VimpelCom completed its merger with Wind Telecom to create the world's sixth-largest phone company by subscriber numbers.
Operations in Egypt and North Korea will be spun off to shareholders in Wind's Orascom Telecom Holding unit, North Africa's biggest mobile network operator, while the company will work to keep Orascom Telecom's Djezzy unit in Algeria, VimpelCom said Friday in a statement. Wind chief executive Khaled Bichara will become president and coordinate actions aimed at cost savings of $2.5 billion.
VimpelCom, Russia's third-largest wireless carrier by subscribers, announced its plan to buy assets from Egyptian billionaire Naguib Sawiris on Oct. 4. The deal, valued at about $6.5 billion at the time, doubles VimpelCom's mobile-customer base to about 181 million in 20 countries, adding subscribers in Italy, Pakistan, Bangladesh and Zimbabwe, as well as a shareholding in Globalive Wireless Canada.

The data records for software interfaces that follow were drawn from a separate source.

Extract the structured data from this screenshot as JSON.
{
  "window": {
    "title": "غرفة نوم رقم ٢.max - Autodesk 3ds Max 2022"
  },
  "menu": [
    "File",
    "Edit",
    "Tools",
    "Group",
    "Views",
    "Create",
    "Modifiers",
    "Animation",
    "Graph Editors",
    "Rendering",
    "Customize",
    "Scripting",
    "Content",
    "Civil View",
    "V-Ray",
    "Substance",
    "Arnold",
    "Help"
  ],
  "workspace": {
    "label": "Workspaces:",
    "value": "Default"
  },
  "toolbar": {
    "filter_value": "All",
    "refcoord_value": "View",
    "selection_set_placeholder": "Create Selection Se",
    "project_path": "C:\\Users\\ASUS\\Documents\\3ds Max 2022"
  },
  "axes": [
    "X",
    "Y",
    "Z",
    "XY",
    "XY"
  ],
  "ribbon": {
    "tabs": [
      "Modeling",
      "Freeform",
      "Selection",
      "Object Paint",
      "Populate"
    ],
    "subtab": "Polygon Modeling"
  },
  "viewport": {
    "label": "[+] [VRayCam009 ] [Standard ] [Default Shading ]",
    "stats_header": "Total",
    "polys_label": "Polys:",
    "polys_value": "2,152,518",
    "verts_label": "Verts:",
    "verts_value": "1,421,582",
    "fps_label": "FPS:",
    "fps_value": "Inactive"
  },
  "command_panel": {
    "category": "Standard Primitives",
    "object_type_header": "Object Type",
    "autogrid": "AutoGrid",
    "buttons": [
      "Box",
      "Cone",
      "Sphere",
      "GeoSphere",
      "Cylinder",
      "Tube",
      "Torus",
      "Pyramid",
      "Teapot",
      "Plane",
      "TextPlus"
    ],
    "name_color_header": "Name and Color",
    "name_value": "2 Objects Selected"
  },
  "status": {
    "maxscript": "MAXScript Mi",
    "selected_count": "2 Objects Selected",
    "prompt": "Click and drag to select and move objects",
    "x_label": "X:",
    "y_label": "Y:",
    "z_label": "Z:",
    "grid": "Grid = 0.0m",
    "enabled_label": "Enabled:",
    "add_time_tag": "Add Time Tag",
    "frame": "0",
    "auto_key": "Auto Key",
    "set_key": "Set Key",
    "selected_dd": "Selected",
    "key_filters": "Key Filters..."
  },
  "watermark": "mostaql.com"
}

The company issued new stock representing 20 percent of outstanding shares and 31 percent of the voting rights to investors in Wind, in addition to $1.5 billion in cash. VimpelCom now owns 51.7 percent of Sawiris' Orascom Telecom and all of the Italian division, Wind Telecomunicazioni. Orascom Telecom shareholders approved the merger Thursday.
An arbitration proceeding that began earlier this year with VimpelCom shareholder Telenor, which objected to the deal, is continuing, the company said. Telenor, which held more than 39 percent of VimpelCom, would own 25 percent of the combined phone operator, according to the plan published in January.
Algeria's government has sought control of Djezzy, Orascom Telecom's biggest revenue contributor, and asked the unit to pay backdated taxes. VimpelCom, which is contesting the tax bill, is asking the government to let it keep Djezzy.
"We signaled our interest to the Algerian government a long time ago so they know exactly where we stand, but we couldn't formally approach them because we hadn't closed the transaction," VimpelCom chief executive Alexander Izosimov said. "Next week we'll initiate the process."
The company said Friday that it has a backup plan under which Weather II, a holding company controlled by Sawiris, would pay VimpelCom "the lion's share of the shortfall" should it have to sell the division for less than a pre-agreed price.
Altimo, the telecommunications arm of Alfa Group that holds the shares in VimpelCom, said it plans to initiate the termination of its shareholders agreement with Telenor and VimpelCom by selling some of its own preferred shares to bring its voting rights in VimpelCom to less than 25 percent.
"After the merger with Wind, VimpelCom becomes a global leading telecommunications company and its corporate governance rules now need to adequately protect its diverse shareholder base," Altimo spokesman Yevgeny Dumalkin said in an e-mailed statement.